Understanding Compound Paths in Inkpad

by Lindsay in Features

When using Inkpad’s many tools you may happen across a rather curious vector shape. One that appears to be more than one shape, but is strangely linked! It may have mysterious holes in it, do peculiar things in relation to shapes around it, or just stubbornly refuse to change stroke or fill colour without affecting other elements!

All sounds rather bizarre right? Well rest assured everything is working just as it should and these rather magical shapes are called compound paths.

A compound path is a selection of paths that have been linked. There are several places you can create a compound path, whether you meant to or not. In the Path Menu compound paths can be created when using the Outline Stroke, Combine Paths, Subtract Front or Create Outlines from Text operations. I will cover how each of these work in my Path Menu videos. You can also create a compound path when using the Eraser Tool from the Tools Menu.

For now we’ll look at what a compound path is and how they work.

The basics

A compound path is a collection of paths that through one process or another have been combined to create subpaths. You may notice the shapes share certain attributes, like stroke colour and width, but are also independently editable and moveable. Compound paths are often used to create shapes with holes, but if you let your imagination run wild they can make very interesting compositions.

Path direction

The first thing to know is that paths have a direction! If I create two rectangles with the pen tool, the first in a clockwise direction and the second in an anticlockwise direction, they may look the same on the surface, but they have different directions.

In the fantastical world of vectors, there are times when this direction is important. So important in fact that in the Path Menu there is a Reverse Path Direction option, which will reverse your path direction should you ever find it is going the wrong way!

In compound paths the direction of your subpaths changes the way they behave. Overlapping subpaths of the same direction will all share a fill colour, while overlapping subpaths of opposite direction will result in a hole.

Shared properties

A compound path will share shadow, opacity, stroke and fill properties, no matter how many subpaths it contains. Even if you think you only have one subpath selected any changes you make will be applied to all subpaths in that compound path.
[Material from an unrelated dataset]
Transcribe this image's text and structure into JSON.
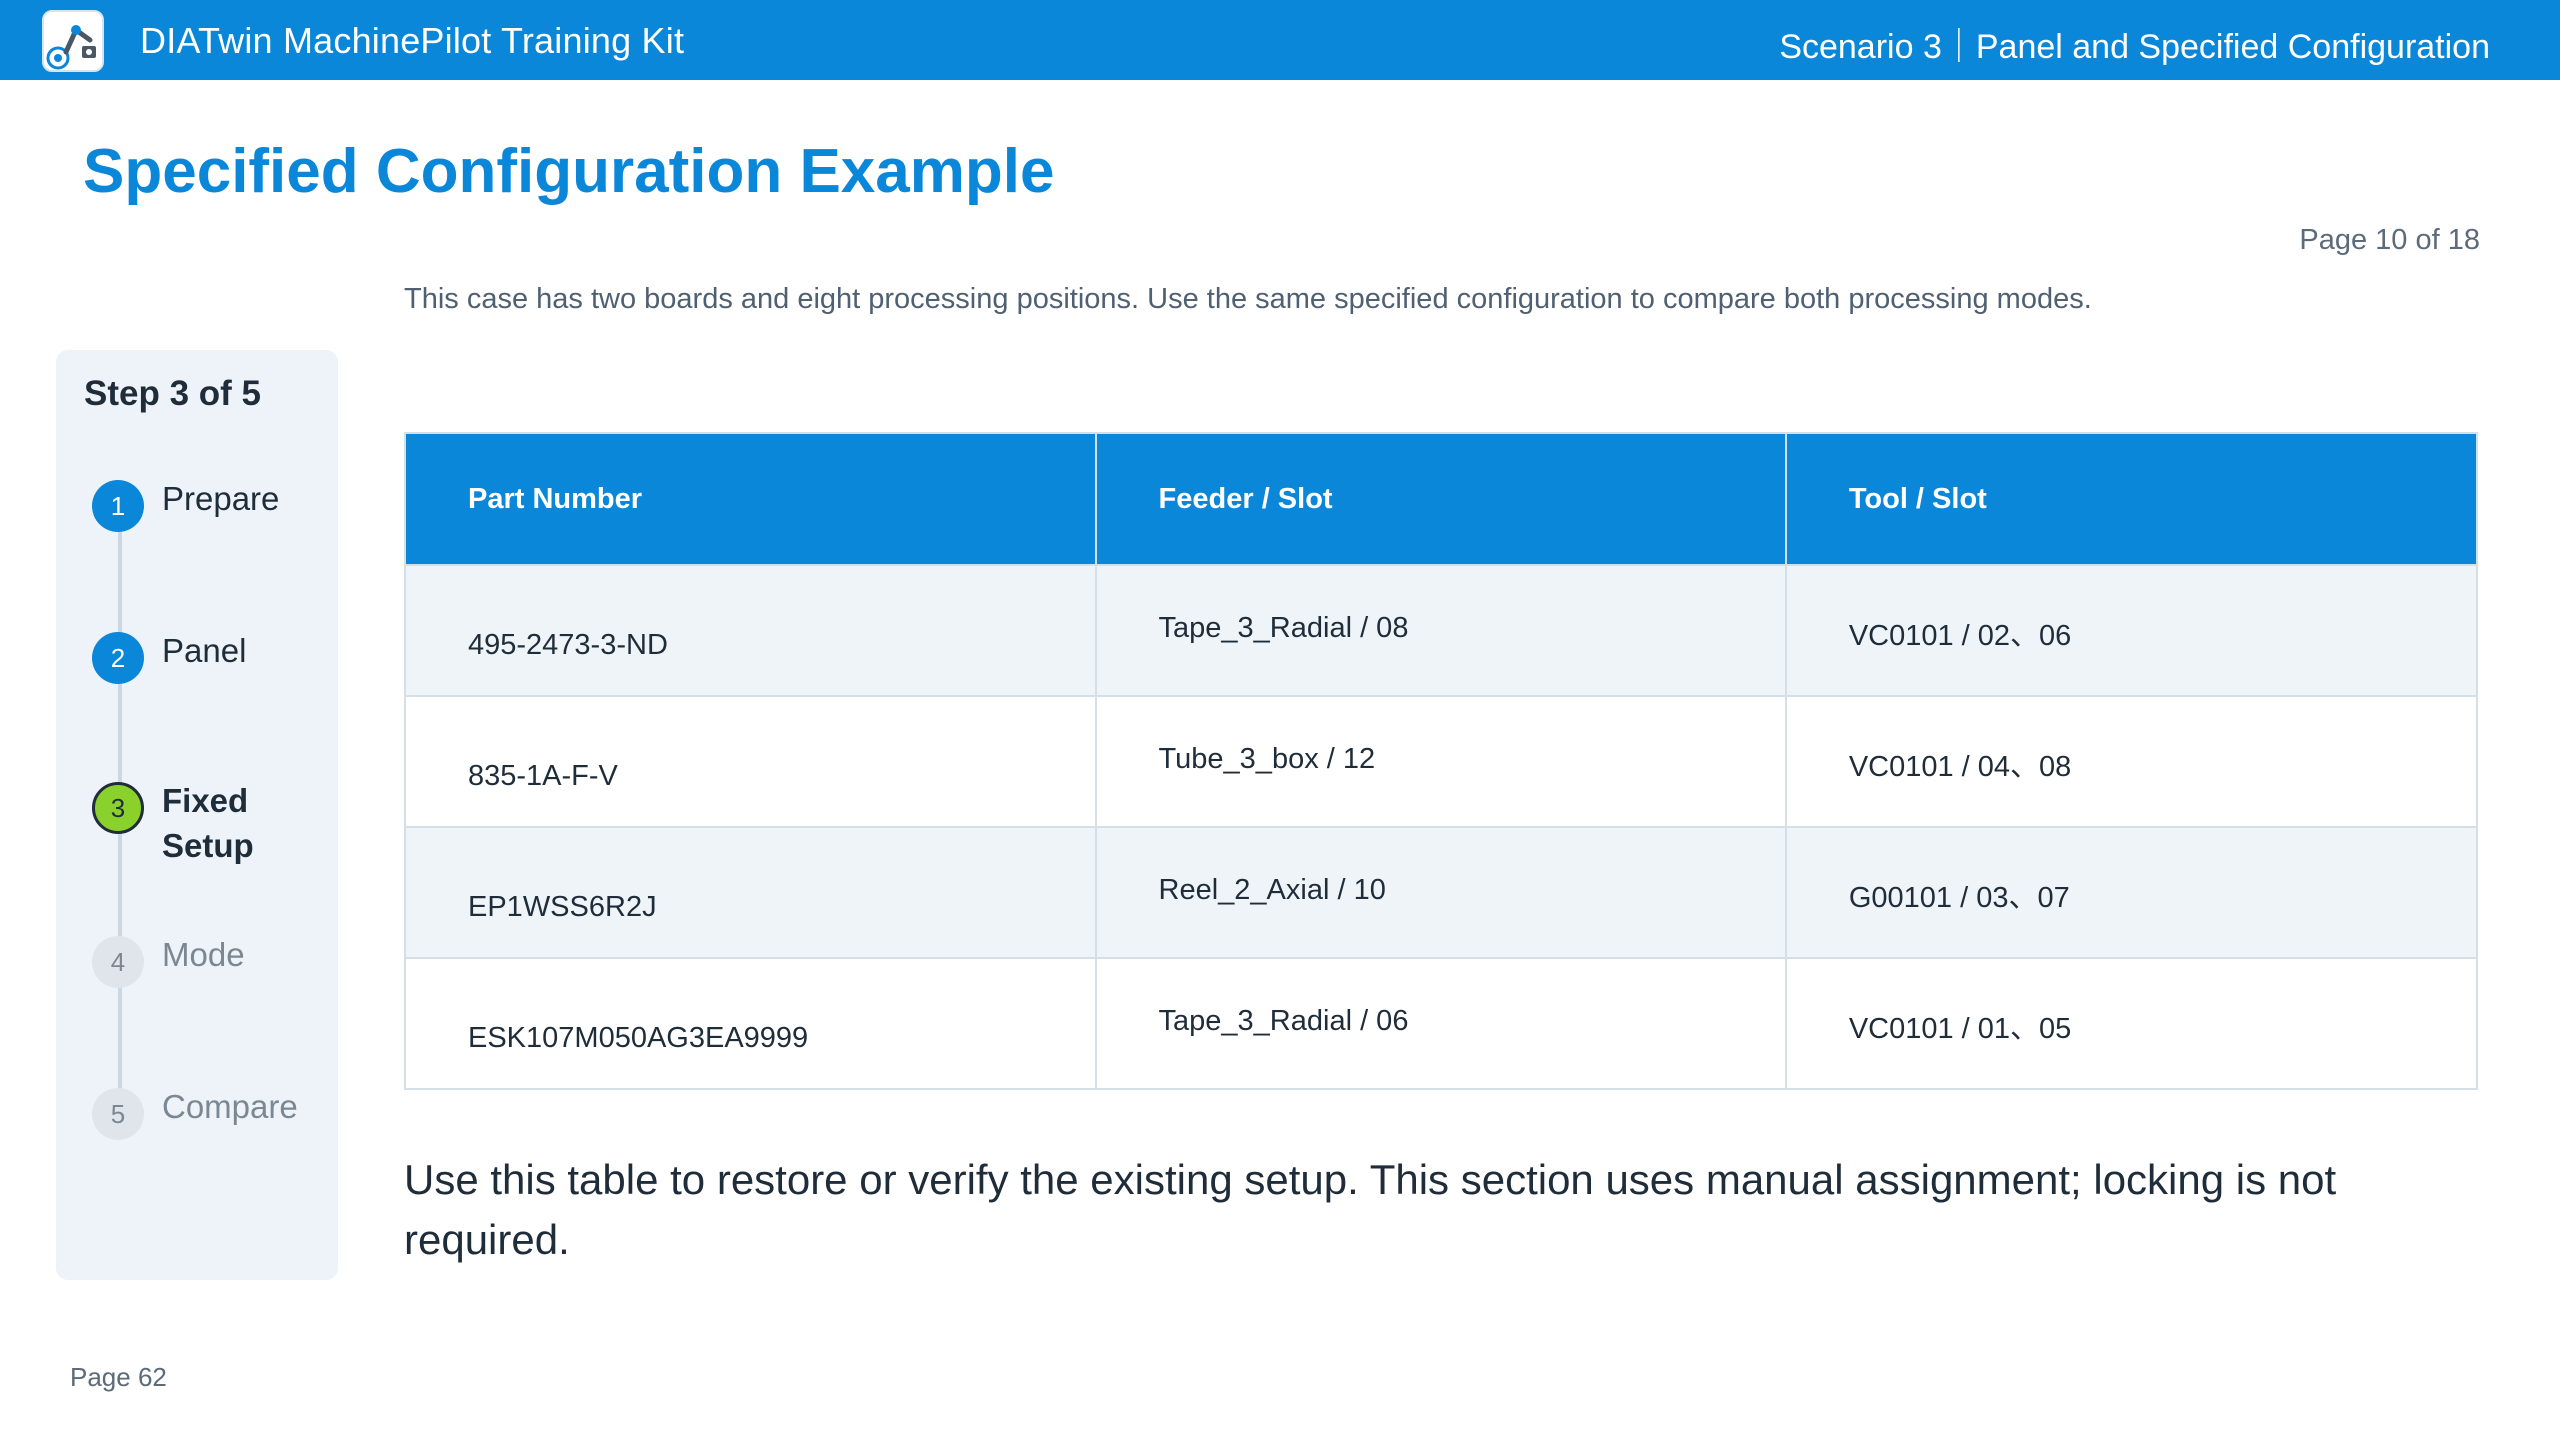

Deleting, Copying and Pasting Compound Paths

When you delete a compound path only the paths that are selected will be removed. So if I select and delete the outer path of this shape, the remaining smaller circles will remain and will still be linked.

When copying a compound path all subpaths will be copied, even if you only select one path. So, if I select the outer ring of this compound path and use copy, then move to a different layer and paste it the entire compound path will be pasted. The same will happen if I duplicate my compound path.

Moving compound paths

The position and anchors of each subpath that makes up a compound path remain individually editable. The means you can change the shape, size or position of any subpath.

To manipulate an individual subpath you need to select that specific path. If a fill colour is applied to your compound path, tapping it will result in all subpaths being selected.

To move the compound path as one you need to ensure all subpaths are selected. So in the case of this letter ‘P’ just grabbing the outer shape will leave the inner path behind! This can be a lot of fun when working with some shapes, but in the case of a letter it is best to make sure everything is selected before moving.

That’s not to say you can’t move just one subpath at a time. Overlapping subpaths can be used to create all sorts of weird and wonderful shapes. As you can see parts of a subpath that no longer intersects another subpath will suddenly appear filled.

I will cover creating and editing compound paths more in my Path Menu Videos, but for now if you encounter one of these magical shapes, have fun and know you haven’t broken anything!